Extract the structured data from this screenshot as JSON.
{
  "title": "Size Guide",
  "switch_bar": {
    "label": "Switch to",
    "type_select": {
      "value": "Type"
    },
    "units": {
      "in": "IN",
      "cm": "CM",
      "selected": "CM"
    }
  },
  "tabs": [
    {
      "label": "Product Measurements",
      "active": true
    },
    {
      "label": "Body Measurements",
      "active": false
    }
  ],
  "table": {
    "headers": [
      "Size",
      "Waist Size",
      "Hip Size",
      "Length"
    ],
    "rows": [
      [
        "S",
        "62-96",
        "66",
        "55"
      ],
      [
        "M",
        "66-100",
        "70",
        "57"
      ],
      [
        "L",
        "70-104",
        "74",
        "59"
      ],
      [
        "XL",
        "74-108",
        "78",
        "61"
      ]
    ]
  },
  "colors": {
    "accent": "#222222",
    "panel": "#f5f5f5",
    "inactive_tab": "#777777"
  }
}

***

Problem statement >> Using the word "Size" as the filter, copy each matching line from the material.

Answer space >>
  "title": "Size Guide",
      "Size",
      "Waist Size",
      "Hip Size",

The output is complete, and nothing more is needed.